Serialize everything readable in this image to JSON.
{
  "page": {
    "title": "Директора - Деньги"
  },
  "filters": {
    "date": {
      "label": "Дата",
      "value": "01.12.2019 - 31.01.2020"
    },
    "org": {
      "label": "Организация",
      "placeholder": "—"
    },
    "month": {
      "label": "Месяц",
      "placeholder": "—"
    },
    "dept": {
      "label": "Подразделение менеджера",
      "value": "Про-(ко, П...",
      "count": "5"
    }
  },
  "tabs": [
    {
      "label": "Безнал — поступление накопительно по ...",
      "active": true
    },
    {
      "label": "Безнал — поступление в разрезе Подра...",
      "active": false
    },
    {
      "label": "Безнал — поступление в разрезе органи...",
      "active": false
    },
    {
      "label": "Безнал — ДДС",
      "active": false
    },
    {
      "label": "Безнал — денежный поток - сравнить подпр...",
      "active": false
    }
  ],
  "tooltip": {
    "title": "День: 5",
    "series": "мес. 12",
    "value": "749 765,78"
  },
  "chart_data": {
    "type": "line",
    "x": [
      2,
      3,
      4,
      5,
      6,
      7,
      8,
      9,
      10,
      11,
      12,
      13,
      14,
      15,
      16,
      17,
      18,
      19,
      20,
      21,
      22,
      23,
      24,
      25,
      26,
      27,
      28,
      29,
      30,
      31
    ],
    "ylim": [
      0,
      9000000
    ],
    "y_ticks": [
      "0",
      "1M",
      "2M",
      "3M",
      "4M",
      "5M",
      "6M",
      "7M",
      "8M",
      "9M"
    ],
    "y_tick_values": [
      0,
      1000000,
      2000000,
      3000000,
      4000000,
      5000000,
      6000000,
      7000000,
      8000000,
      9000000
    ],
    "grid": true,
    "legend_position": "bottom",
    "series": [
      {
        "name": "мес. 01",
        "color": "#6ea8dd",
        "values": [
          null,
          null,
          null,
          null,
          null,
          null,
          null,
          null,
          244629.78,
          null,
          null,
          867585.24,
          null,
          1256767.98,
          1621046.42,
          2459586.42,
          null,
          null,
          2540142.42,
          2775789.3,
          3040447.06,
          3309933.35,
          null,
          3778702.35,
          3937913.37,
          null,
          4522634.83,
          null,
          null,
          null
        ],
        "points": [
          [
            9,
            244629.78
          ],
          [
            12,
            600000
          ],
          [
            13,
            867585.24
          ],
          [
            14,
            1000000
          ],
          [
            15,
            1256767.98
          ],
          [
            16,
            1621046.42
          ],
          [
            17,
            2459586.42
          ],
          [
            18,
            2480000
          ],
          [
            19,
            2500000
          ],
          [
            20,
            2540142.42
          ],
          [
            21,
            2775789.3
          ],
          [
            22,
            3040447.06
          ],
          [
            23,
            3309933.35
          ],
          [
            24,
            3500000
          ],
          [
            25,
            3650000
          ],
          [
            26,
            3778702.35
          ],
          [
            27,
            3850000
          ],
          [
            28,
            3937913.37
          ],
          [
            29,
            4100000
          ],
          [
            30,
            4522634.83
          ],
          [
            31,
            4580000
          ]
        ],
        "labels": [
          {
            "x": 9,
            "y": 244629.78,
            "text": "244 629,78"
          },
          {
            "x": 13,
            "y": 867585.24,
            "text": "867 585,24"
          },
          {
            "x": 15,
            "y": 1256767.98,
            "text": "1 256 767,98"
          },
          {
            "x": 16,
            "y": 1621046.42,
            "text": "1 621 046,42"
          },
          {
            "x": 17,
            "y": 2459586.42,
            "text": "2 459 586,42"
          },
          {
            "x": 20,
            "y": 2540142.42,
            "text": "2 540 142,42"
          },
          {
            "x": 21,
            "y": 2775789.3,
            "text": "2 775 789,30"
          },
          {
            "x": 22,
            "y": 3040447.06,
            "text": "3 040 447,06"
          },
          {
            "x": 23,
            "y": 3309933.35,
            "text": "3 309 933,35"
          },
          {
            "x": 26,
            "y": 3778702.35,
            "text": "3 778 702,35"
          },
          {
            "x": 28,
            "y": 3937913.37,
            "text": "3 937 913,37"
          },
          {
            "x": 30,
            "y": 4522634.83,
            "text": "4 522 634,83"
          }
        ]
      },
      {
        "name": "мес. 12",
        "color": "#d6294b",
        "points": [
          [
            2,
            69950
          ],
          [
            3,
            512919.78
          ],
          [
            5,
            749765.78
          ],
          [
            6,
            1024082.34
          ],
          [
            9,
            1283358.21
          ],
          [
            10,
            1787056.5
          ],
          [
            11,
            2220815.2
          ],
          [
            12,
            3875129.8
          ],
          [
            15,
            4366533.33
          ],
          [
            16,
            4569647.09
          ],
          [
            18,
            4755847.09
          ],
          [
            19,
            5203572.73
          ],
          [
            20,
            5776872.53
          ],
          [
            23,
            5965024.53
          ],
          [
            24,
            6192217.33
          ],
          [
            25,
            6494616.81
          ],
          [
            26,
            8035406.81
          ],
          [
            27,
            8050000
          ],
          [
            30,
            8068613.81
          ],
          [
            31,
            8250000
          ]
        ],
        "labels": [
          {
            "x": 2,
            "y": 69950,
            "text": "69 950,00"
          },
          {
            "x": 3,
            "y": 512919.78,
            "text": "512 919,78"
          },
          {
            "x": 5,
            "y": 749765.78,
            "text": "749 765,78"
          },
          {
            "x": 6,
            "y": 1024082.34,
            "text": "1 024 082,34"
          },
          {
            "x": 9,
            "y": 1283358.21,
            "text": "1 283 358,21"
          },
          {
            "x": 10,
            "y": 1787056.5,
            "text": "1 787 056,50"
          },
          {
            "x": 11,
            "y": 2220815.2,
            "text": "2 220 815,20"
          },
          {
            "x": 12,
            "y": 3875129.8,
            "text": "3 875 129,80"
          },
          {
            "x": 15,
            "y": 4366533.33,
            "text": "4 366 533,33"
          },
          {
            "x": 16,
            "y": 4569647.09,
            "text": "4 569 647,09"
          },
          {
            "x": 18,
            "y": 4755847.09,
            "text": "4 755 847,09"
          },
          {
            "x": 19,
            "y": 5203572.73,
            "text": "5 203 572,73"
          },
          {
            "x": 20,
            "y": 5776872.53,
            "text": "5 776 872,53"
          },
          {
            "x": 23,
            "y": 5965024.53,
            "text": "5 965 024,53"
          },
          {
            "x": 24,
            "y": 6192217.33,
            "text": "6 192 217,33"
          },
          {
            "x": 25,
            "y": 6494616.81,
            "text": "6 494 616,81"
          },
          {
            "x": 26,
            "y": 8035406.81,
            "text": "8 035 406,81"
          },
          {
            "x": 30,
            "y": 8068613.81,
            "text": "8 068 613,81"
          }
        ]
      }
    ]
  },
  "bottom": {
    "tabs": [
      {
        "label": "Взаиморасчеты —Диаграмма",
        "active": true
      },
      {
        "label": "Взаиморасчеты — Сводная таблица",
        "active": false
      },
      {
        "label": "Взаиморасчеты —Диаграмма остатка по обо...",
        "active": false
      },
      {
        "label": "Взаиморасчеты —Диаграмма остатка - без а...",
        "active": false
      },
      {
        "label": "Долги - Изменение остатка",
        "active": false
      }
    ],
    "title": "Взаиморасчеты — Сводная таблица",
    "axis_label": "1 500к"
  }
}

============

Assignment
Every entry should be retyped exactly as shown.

Solution for this task
Serialize everything readable in this image to JSON.
{
  "page": {
    "title": "Директора - Деньги"
  },
  "filters": {
    "date": {
      "label": "Дата",
      "value": "01.12.2019 - 31.01.2020"
    },
    "org": {
      "label": "Организация",
      "placeholder": "—"
    },
    "month": {
      "label": "Месяц",
      "placeholder": "—"
    },
    "dept": {
      "label": "Подразделение менеджера",
      "value": "Про-(ко, П...",
      "count": "5"
    }
  },
  "tabs": [
    {
      "label": "Безнал — поступление накопительно по ...",
      "active": true
    },
    {
      "label": "Безнал — поступление в разрезе Подра...",
      "active": false
    },
    {
      "label": "Безнал — поступление в разрезе органи...",
      "active": false
    },
    {
      "label": "Безнал — ДДС",
      "active": false
    },
    {
      "label": "Безнал — денежный поток - сравнить подпр...",
      "active": false
    }
  ],
  "tooltip": {
    "title": "День: 5",
    "series": "мес. 12",
    "value": "749 765,78"
  },
  "chart_data": {
    "type": "line",
    "x": [
      2,
      3,
      4,
      5,
      6,
      7,
      8,
      9,
      10,
      11,
      12,
      13,
      14,
      15,
      16,
      17,
      18,
      19,
      20,
      21,
      22,
      23,
      24,
      25,
      26,
      27,
      28,
      29,
      30,
      31
    ],
    "ylim": [
      0,
      9000000
    ],
    "y_ticks": [
      "0",
      "1M",
      "2M",
      "3M",
      "4M",
      "5M",
      "6M",
      "7M",
      "8M",
      "9M"
    ],
    "y_tick_values": [
      0,
      1000000,
      2000000,
      3000000,
      4000000,
      5000000,
      6000000,
      7000000,
      8000000,
      9000000
    ],
    "grid": true,
    "legend_position": "bottom",
    "series": [
      {
        "name": "мес. 01",
        "color": "#6ea8dd",
        "values": [
          null,
          null,
          null,
          null,
          null,
          null,
          null,
          null,
          244629.78,
          null,
          null,
          867585.24,
          null,
          1256767.98,
          1621046.42,
          2459586.42,
          null,
          null,
          2540142.42,
          2775789.3,
          3040447.06,
          3309933.35,
          null,
          3778702.35,
          3937913.37,
          null,
          4522634.83,
          null,
          null,
          null
        ],
        "points": [
          [
            9,
            244629.78
          ],
          [
            12,
            600000
          ],
          [
            13,
            867585.24
          ],
          [
            14,
            1000000
          ],
          [
            15,
            1256767.98
          ],
          [
            16,
            1621046.42
          ],
          [
            17,
            2459586.42
          ],
          [
            18,
            2480000
          ],
          [
            19,
            2500000
          ],
          [
            20,
            2540142.42
          ],
          [
            21,
            2775789.3
          ],
          [
            22,
            3040447.06
          ],
          [
            23,
            3309933.35
          ],
          [
            24,
            3500000
          ],
          [
            25,
            3650000
          ],
          [
            26,
            3778702.35
          ],
          [
            27,
            3850000
          ],
          [
            28,
            3937913.37
          ],
          [
            29,
            4100000
          ],
          [
            30,
            4522634.83
          ],
          [
            31,
            4580000
          ]
        ],
        "labels": [
          {
            "x": 9,
            "y": 244629.78,
            "text": "244 629,78"
          },
          {
            "x": 13,
            "y": 867585.24,
            "text": "867 585,24"
          },
          {
            "x": 15,
            "y": 1256767.98,
            "text": "1 256 767,98"
          },
          {
            "x": 16,
            "y": 1621046.42,
            "text": "1 621 046,42"
          },
          {
            "x": 17,
            "y": 2459586.42,
            "text": "2 459 586,42"
          },
          {
            "x": 20,
            "y": 2540142.42,
            "text": "2 540 142,42"
          },
          {
            "x": 21,
            "y": 2775789.3,
            "text": "2 775 789,30"
          },
          {
            "x": 22,
            "y": 3040447.06,
            "text": "3 040 447,06"
          },
          {
            "x": 23,
            "y": 3309933.35,
            "text": "3 309 933,35"
          },
          {
            "x": 26,
            "y": 3778702.35,
            "text": "3 778 702,35"
          },
          {
            "x": 28,
            "y": 3937913.37,
            "text": "3 937 913,37"
          },
          {
            "x": 30,
            "y": 4522634.83,
            "text": "4 522 634,83"
          }
        ]
      },
      {
        "name": "мес. 12",
        "color": "#d6294b",
        "points": [
          [
            2,
            69950
          ],
          [
            3,
            512919.78
          ],
          [
            5,
            749765.78
          ],
          [
            6,
            1024082.34
          ],
          [
            9,
            1283358.21
          ],
          [
            10,
            1787056.5
          ],
          [
            11,
            2220815.2
          ],
          [
            12,
            3875129.8
          ],
          [
            15,
            4366533.33
          ],
          [
            16,
            4569647.09
          ],
          [
            18,
            4755847.09
          ],
          [
            19,
            5203572.73
          ],
          [
            20,
            5776872.53
          ],
          [
            23,
            5965024.53
          ],
          [
            24,
            6192217.33
          ],
          [
            25,
            6494616.81
          ],
          [
            26,
            8035406.81
          ],
          [
            27,
            8050000
          ],
          [
            30,
            8068613.81
          ],
          [
            31,
            8250000
          ]
        ],
        "labels": [
          {
            "x": 2,
            "y": 69950,
            "text": "69 950,00"
          },
          {
            "x": 3,
            "y": 512919.78,
            "text": "512 919,78"
          },
          {
            "x": 5,
            "y": 749765.78,
            "text": "749 765,78"
          },
          {
            "x": 6,
            "y": 1024082.34,
            "text": "1 024 082,34"
          },
          {
            "x": 9,
            "y": 1283358.21,
            "text": "1 283 358,21"
          },
          {
            "x": 10,
            "y": 1787056.5,
            "text": "1 787 056,50"
          },
          {
            "x": 11,
            "y": 2220815.2,
            "text": "2 220 815,20"
          },
          {
            "x": 12,
            "y": 3875129.8,
            "text": "3 875 129,80"
          },
          {
            "x": 15,
            "y": 4366533.33,
            "text": "4 366 533,33"
          },
          {
            "x": 16,
            "y": 4569647.09,
            "text": "4 569 647,09"
          },
          {
            "x": 18,
            "y": 4755847.09,
            "text": "4 755 847,09"
          },
          {
            "x": 19,
            "y": 5203572.73,
            "text": "5 203 572,73"
          },
          {
            "x": 20,
            "y": 5776872.53,
            "text": "5 776 872,53"
          },
          {
            "x": 23,
            "y": 5965024.53,
            "text": "5 965 024,53"
          },
          {
            "x": 24,
            "y": 6192217.33,
            "text": "6 192 217,33"
          },
          {
            "x": 25,
            "y": 6494616.81,
            "text": "6 494 616,81"
          },
          {
            "x": 26,
            "y": 8035406.81,
            "text": "8 035 406,81"
          },
          {
            "x": 30,
            "y": 8068613.81,
            "text": "8 068 613,81"
          }
        ]
      }
    ]
  },
  "bottom": {
    "tabs": [
      {
        "label": "Взаиморасчеты —Диаграмма",
        "active": true
      },
      {
        "label": "Взаиморасчеты — Сводная таблица",
        "active": false
      },
      {
        "label": "Взаиморасчеты —Диаграмма остатка по обо...",
        "active": false
      },
      {
        "label": "Взаиморасчеты —Диаграмма остатка - без а...",
        "active": false
      },
      {
        "label": "Долги - Изменение остатка",
        "active": false
      }
    ],
    "title": "Взаиморасчеты — Сводная таблица",
    "axis_label": "1 500к"
  }
}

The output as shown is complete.